- Mar 26, 2020
It seems frivolous to talk about anything other than the coronavirus now. Many of us in the country are required to shelter in place. Non-essential businesses are closed. Schools are shut down. And working from home, when possible, appears to be the new normal. How could you think about anything else at a time like this?
But, of course, the show must go on, especially for those in multifamily. And, if COVID-19 has taught us anything, it’s the importance of communication. We need to listen to public officials to flatten the curve. We need to communicate with our residents about what measures are being taken around the community to ensure their safety. And we need to communicate with our coworkers—which is even more difficult now that most of it is done via email and conference calls (and trying to get everyone to call in at the right time and get the audio working and repeating things that are said when someone’s call drops is a tale that will be best put together over a pint, when we’re once again allowed to gather together).
Before “all this,” communication in multifamily was important as well. Email marketing was, and remains, a valuable aspect of apartment leasing. However, California launched new regulations to control what consumer data could be released and collected. As IvyLee Rosario reports, these new rules “shook the industry.” At a time when there might be fewer people looking to change apartments because of self-quarantining, it is crucial for marketers to be up to date on all the important information.
Affordable housing is also important to consider, especially now. As recently as a few months ago, funding for LIHTC was increasing, Joe Gose reports that the industry is “at best treading water,” and the Trump administration was considering cutting and/or eliminating some HUD programs. How we’ll face these challenges will show how we, as an industry, always look to overcome the biggest obstacles that are put in front of us.
And we will overcome. Whether it be changes in marketing regulations, affordable housing obstacles or even a global pandemic, we will get through it together.

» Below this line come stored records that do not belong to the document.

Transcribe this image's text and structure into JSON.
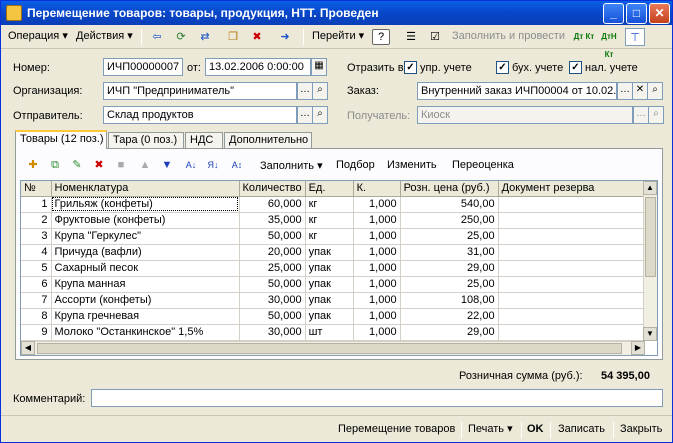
{
  "window": {
    "title": "Перемещение товаров: товары, продукция, НТТ. Проведен",
    "min_glyph": "_",
    "max_glyph": "□",
    "close_glyph": "✕"
  },
  "menubar": {
    "operation": "Операция",
    "actions": "Действия",
    "goto": "Перейти",
    "help_glyph": "?",
    "fill_and_post": "Заполнить и провести",
    "dt_kt": "Дт Кт",
    "dt_kt_n": "ДтН Кт"
  },
  "form": {
    "number_label": "Номер:",
    "number_value": "ИЧП00000007",
    "from_label": "от:",
    "date_value": "13.02.2006  0:00:00",
    "org_label": "Организация:",
    "org_value": "ИЧП \"Предприниматель\"",
    "sender_label": "Отправитель:",
    "sender_value": "Склад продуктов",
    "reflect_label": "Отразить в:",
    "reflect_mgmt": "упр. учете",
    "reflect_acc": "бух. учете",
    "reflect_tax": "нал. учете",
    "order_label": "Заказ:",
    "order_value": "Внутренний заказ ИЧП00004 от 10.02...",
    "receiver_label": "Получатель:",
    "receiver_value": "Киоск"
  },
  "tabs": [
    "Товары (12 поз.)",
    "Тара (0 поз.)",
    "НДС",
    "Дополнительно"
  ],
  "grid_toolbar": {
    "fill": "Заполнить",
    "selection": "Подбор",
    "change": "Изменить",
    "reprice": "Переоценка"
  },
  "table": {
    "columns": [
      "№",
      "Номенклатура",
      "Количество",
      "Ед.",
      "К.",
      "Розн. цена (руб.)",
      "Документ резерва"
    ],
    "rows": [
      [
        "1",
        "Грильяж (конфеты)",
        "60,000",
        "кг",
        "1,000",
        "540,00",
        ""
      ],
      [
        "2",
        "Фруктовые (конфеты)",
        "35,000",
        "кг",
        "1,000",
        "250,00",
        ""
      ],
      [
        "3",
        "Крупа \"Геркулес\"",
        "50,000",
        "кг",
        "1,000",
        "25,00",
        ""
      ],
      [
        "4",
        "Причуда (вафли)",
        "20,000",
        "упак",
        "1,000",
        "31,00",
        ""
      ],
      [
        "5",
        "Сахарный песок",
        "25,000",
        "упак",
        "1,000",
        "29,00",
        ""
      ],
      [
        "6",
        "Крупа манная",
        "50,000",
        "упак",
        "1,000",
        "25,00",
        ""
      ],
      [
        "7",
        "Ассорти (конфеты)",
        "30,000",
        "упак",
        "1,000",
        "108,00",
        ""
      ],
      [
        "8",
        "Крупа гречневая",
        "50,000",
        "упак",
        "1,000",
        "22,00",
        ""
      ],
      [
        "9",
        "Молоко \"Останкинское\" 1,5%",
        "30,000",
        "шт",
        "1,000",
        "29,00",
        ""
      ]
    ]
  },
  "totals": {
    "retail_sum_label": "Розничная сумма (руб.):",
    "retail_sum_value": "54 395,00"
  },
  "comment": {
    "label": "Комментарий:",
    "value": ""
  },
  "bottom": {
    "transfer": "Перемещение товаров",
    "print": "Печать",
    "ok": "OK",
    "save": "Записать",
    "close": "Закрыть"
  }
}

Until then, I’ll be sitting in my home office, checking in with my coworkers and loved ones and raising a pint on my own in solidarity. Won’t you join me?
Stay safe, everyone.